What Is a Slot?

A slot is an opening in the upper surface of a workpiece, typically with an undercut to allow it to be secured with a screw or other fastener. The slot may also have an abutment to support the piece. The slot can be a milled or cast part, a cut-out made in a sheet of metal or another material, or a hole drilled through a plate or other workpiece.

The slot is an important component of a slotted head screw and a hex bolt. It allows the head of the screw to engage the threads of the nut, which keeps the nut from turning as the bolt is tightened. The screw can be removed from the nut by unscrewing or pulling on the bolt. The slot is also used in some types of quick-release couplings, such as a cam and latch system for automobiles.

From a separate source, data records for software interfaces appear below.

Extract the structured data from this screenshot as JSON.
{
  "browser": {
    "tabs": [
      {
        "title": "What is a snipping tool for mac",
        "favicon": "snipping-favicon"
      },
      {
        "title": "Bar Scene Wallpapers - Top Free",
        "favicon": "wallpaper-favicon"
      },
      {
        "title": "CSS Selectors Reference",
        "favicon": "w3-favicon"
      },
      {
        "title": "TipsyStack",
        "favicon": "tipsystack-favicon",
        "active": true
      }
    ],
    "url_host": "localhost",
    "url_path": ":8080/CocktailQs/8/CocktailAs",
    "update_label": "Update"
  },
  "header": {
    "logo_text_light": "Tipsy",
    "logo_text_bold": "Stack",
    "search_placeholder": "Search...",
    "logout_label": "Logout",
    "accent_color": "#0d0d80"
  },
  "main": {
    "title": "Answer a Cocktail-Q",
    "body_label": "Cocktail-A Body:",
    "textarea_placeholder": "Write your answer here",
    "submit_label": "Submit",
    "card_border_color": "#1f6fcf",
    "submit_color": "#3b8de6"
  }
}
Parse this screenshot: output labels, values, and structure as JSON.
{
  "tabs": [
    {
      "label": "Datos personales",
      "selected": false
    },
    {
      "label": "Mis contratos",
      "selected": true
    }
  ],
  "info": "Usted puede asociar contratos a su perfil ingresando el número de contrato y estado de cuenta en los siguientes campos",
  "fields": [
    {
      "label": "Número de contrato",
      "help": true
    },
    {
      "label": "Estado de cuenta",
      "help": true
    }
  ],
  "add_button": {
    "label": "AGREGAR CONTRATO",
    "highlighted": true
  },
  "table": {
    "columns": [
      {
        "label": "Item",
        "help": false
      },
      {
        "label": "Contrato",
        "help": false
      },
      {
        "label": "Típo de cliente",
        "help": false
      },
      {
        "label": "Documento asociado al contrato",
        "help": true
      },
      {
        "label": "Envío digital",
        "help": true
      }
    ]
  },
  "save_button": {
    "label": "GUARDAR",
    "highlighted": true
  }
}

In a casino or online gaming establishment, a slot is a machine that accepts cash or paper tickets with barcodes for player input. Activated by a lever or button (either physical or on a touchscreen), the machine spins reels and stops to rearrange symbols, awarding credits according to a pay table. The symbols vary by game, but classics include bells, stylized lucky sevens, and fruit. Most slots have a theme and bonus features that align with the theme.

Although skill doesn’t play a role in winning or losing at slot machines, there are some tips that can help players maximize their fun and minimize their losses. One is to know how much you’re willing to spend and stick with it. It’s easy to get caught up in the thrill of the spinning reels and end up spending more than you can afford. To avoid this, set a budget before you begin playing and stick to it.

Another tip is to keep trying new games. This will not only expand your horizons, but it can also increase the likelihood of hitting that big jackpot. Many progressive jackpots have a maximum amount they will reach before they drop, and it’s best to play when the jackpot is approaching this threshold.

Finally, it’s a good idea to read the payout percentages before choosing a slot machine. While it’s true that the casino has a better chance of winning than the player, that is only an average over a long period of time. In a single session, there is the potential for a hot streak of luck or a cold streak of rotten luck that can blow any payout percentage out of the water.

Despite these tips, the most important thing to remember is that slots are a game of chance. You’ll never be able to beat the house, but you can protect yourself from losing more than you can afford to lose by staying responsible and managing your bankroll. Lastly, focus on speed and don’t let distractions like noise or socializing detract from your play.